» Material to process
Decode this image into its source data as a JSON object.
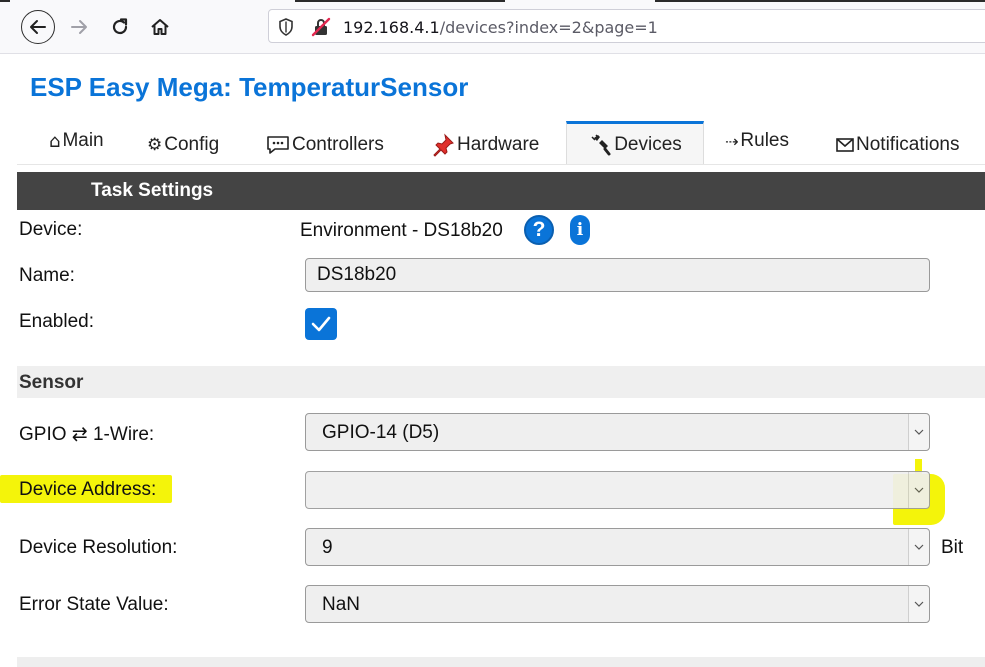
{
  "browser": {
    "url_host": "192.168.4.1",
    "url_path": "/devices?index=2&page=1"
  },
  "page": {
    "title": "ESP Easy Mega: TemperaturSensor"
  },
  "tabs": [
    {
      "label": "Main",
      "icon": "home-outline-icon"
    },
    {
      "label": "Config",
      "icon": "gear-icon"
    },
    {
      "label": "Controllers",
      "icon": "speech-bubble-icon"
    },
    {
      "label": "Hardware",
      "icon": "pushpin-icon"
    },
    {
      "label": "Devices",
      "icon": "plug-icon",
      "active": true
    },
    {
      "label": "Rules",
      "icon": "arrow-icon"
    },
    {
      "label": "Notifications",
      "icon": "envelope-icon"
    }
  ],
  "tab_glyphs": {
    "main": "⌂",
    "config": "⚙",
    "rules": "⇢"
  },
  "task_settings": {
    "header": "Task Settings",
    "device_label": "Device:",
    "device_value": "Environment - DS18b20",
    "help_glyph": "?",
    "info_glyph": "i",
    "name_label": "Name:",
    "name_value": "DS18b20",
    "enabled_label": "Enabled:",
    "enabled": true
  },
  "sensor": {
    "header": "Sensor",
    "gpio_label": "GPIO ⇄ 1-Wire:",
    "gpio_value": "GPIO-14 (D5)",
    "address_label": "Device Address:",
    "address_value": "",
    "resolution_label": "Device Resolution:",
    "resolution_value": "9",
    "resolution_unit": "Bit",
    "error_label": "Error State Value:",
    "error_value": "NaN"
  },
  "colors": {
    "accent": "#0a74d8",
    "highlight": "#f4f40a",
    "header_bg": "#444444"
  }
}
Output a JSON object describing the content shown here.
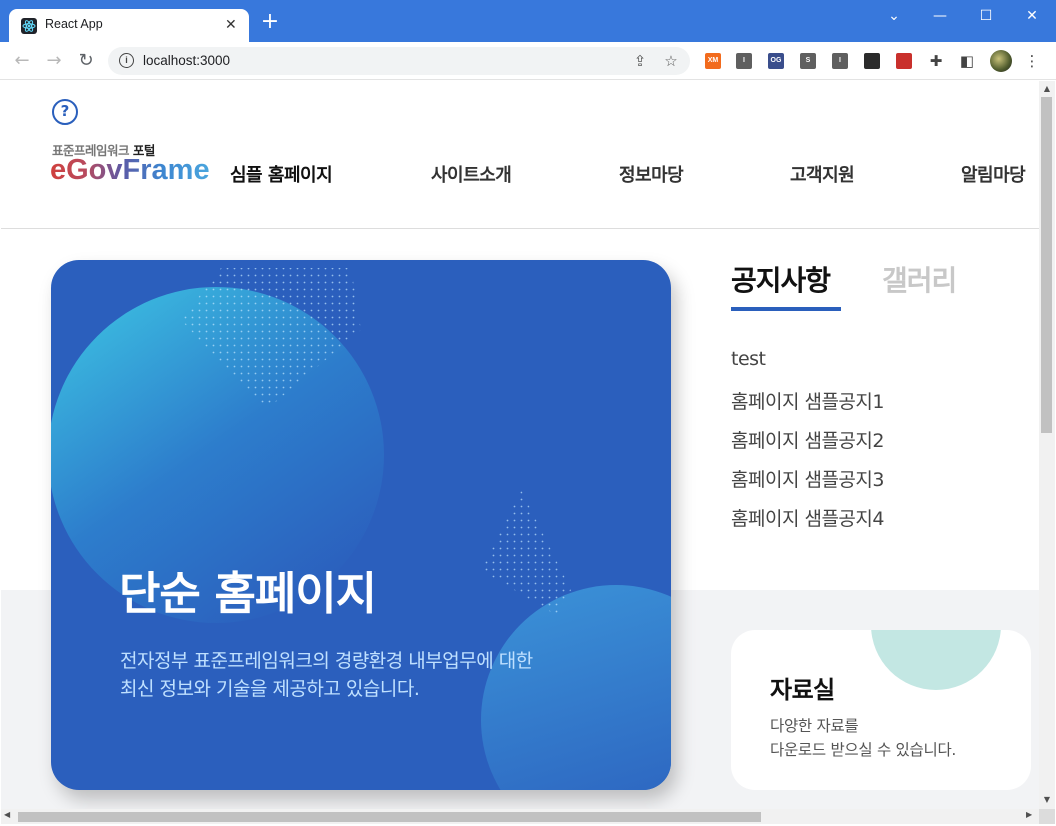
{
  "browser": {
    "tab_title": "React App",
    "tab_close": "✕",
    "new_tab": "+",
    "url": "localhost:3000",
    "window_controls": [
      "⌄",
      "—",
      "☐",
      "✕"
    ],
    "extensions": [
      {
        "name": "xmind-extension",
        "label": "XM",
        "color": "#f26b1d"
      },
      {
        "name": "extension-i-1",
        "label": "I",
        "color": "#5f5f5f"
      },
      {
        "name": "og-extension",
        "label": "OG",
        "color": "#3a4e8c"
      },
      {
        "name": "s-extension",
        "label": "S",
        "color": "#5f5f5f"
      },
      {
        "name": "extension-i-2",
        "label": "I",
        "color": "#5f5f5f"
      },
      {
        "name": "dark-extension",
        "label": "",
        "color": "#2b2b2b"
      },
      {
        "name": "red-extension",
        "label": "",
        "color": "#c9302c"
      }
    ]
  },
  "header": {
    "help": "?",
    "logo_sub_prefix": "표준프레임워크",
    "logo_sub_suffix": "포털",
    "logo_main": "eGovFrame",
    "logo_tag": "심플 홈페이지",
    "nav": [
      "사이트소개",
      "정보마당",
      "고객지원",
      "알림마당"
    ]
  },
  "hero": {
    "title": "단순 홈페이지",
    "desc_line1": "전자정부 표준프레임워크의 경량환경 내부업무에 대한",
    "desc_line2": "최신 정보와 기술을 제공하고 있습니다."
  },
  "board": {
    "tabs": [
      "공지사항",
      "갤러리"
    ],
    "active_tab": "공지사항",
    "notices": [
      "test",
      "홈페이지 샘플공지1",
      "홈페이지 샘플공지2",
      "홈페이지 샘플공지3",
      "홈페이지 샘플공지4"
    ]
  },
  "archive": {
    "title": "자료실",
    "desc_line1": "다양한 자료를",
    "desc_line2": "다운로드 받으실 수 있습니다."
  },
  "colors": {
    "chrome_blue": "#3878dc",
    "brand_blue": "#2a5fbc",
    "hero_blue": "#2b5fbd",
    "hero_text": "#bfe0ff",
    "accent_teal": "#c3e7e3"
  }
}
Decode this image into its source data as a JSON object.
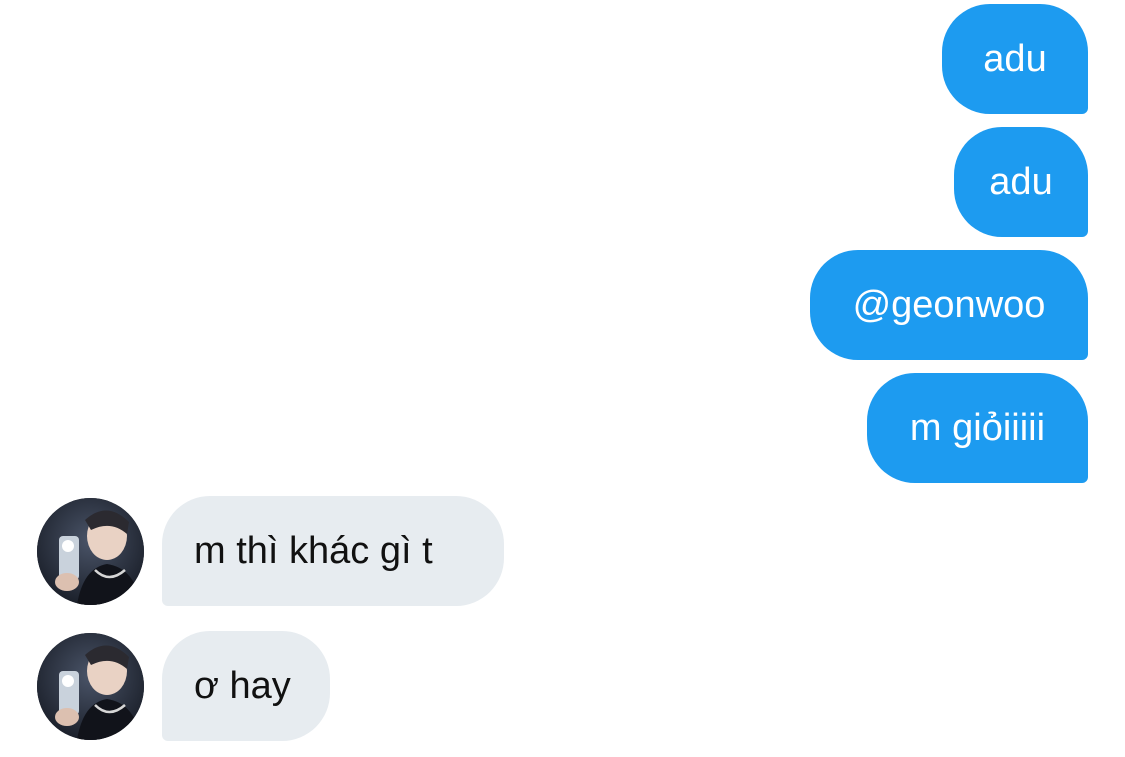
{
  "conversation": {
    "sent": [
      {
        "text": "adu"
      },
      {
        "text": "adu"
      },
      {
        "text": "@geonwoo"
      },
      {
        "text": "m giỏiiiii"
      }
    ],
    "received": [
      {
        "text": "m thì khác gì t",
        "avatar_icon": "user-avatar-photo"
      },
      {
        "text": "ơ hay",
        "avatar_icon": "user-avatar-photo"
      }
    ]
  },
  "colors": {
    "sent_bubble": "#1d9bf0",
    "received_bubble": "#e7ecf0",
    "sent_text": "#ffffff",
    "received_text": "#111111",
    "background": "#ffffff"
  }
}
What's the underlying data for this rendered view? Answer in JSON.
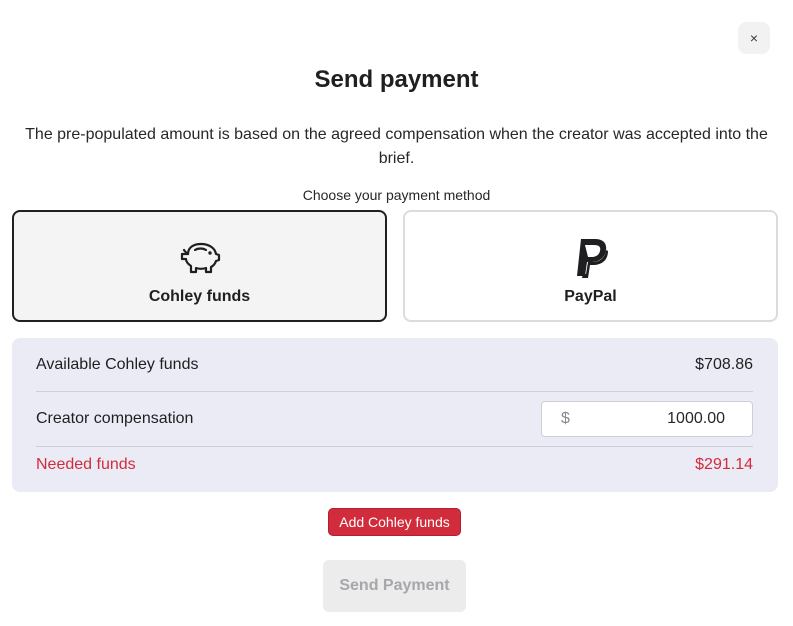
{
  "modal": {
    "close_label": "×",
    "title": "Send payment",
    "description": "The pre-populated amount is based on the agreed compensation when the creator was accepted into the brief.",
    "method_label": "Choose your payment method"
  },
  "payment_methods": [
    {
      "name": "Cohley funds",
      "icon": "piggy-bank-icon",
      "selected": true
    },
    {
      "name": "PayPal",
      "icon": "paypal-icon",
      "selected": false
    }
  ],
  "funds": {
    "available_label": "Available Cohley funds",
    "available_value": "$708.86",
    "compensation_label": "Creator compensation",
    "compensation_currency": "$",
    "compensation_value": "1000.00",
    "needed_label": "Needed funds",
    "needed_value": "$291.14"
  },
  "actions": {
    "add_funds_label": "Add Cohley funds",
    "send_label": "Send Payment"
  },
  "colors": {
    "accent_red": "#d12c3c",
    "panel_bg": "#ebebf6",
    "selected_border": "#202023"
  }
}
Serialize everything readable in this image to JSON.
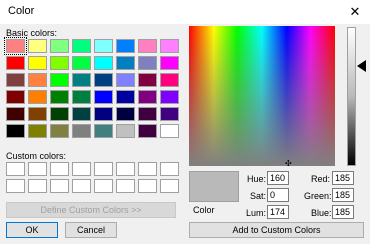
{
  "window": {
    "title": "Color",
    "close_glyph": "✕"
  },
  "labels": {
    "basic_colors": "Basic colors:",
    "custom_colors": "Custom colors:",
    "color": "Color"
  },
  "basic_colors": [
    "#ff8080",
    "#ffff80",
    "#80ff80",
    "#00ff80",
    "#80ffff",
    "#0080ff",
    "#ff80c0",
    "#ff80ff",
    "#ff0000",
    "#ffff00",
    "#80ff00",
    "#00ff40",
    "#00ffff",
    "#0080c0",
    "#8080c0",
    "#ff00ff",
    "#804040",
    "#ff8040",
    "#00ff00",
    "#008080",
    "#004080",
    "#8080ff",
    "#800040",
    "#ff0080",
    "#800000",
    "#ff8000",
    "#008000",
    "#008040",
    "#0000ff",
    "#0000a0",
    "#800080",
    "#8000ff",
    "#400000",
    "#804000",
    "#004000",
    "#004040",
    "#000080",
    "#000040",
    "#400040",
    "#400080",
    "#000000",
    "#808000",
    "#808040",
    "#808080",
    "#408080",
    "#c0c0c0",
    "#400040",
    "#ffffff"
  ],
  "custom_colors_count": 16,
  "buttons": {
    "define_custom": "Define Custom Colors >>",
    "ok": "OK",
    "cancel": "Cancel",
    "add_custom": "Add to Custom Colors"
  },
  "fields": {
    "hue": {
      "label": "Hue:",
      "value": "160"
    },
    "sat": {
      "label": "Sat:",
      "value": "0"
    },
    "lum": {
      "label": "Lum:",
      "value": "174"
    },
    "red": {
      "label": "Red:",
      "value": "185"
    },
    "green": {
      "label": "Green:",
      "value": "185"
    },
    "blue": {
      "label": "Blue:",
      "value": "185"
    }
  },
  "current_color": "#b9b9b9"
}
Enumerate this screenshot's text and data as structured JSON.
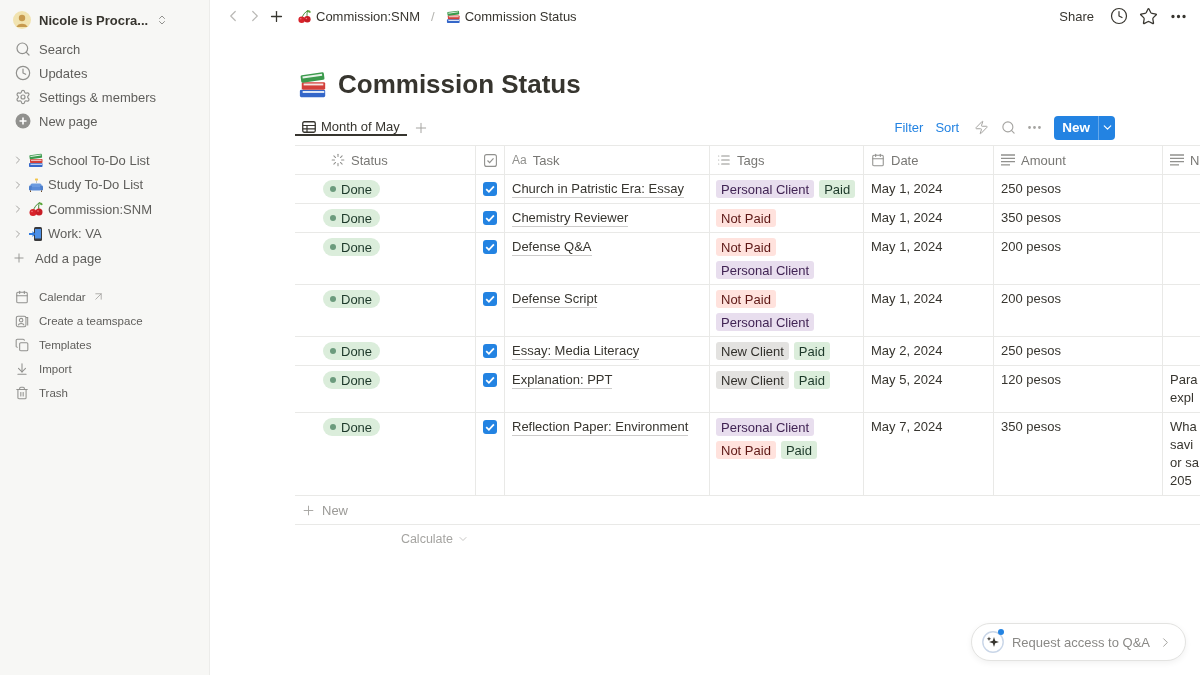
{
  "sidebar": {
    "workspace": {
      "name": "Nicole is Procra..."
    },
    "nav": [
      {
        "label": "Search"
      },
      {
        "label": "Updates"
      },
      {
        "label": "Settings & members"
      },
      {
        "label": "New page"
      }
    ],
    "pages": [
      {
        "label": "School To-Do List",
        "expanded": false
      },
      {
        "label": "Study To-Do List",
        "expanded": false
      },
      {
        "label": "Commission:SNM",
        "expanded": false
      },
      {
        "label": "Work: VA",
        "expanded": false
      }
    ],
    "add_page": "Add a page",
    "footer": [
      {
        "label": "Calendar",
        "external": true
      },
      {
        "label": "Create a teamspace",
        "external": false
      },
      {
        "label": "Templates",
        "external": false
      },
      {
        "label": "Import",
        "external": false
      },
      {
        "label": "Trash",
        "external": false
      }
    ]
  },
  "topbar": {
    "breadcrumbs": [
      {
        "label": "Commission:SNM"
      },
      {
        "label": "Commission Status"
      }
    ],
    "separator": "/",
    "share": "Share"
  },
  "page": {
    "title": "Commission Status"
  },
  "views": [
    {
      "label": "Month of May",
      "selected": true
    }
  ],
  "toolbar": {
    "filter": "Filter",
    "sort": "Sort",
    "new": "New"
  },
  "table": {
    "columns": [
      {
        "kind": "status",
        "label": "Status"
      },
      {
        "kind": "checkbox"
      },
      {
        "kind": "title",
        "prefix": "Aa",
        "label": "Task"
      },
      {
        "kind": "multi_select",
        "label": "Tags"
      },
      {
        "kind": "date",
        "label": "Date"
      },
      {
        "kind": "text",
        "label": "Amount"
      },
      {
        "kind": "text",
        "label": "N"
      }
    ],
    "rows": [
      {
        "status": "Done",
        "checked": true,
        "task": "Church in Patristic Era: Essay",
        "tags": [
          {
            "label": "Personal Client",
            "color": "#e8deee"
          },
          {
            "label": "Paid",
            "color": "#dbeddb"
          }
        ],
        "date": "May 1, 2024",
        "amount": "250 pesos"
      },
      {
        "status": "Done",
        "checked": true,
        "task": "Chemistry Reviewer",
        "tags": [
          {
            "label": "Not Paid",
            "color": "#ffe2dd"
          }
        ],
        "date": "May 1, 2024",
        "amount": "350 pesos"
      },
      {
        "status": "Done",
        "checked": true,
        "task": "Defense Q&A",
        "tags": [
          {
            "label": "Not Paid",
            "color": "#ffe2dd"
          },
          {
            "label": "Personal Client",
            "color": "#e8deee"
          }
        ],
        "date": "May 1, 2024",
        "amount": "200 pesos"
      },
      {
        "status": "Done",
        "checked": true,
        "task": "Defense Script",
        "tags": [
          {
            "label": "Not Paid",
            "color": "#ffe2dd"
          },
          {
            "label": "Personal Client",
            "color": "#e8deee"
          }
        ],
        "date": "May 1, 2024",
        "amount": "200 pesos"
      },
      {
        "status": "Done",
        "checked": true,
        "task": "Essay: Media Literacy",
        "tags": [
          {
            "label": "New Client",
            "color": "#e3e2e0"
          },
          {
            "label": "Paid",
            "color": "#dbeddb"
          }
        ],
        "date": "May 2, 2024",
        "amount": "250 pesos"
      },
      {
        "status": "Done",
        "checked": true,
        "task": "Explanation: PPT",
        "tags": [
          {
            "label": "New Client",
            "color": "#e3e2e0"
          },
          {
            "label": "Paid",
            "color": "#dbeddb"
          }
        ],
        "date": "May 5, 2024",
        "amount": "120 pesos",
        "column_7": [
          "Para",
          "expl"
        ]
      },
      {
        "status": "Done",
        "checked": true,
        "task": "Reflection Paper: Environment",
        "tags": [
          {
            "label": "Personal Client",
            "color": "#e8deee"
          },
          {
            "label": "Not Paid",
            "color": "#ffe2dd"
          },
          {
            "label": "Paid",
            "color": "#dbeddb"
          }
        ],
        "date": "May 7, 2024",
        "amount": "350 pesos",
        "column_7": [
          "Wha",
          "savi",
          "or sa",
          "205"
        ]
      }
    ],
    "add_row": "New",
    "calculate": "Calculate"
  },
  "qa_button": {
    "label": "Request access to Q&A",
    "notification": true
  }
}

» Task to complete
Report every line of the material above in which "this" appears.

» Output of the exercise
Decode this image into its source data as a JSON object.
Decode this image into its source data as a JSON object.
What's the underlying data for this rendered view? Answer in JSON.
Serialize everything readable in this image to JSON.
Enumerate this screenshot's text and data as structured JSON.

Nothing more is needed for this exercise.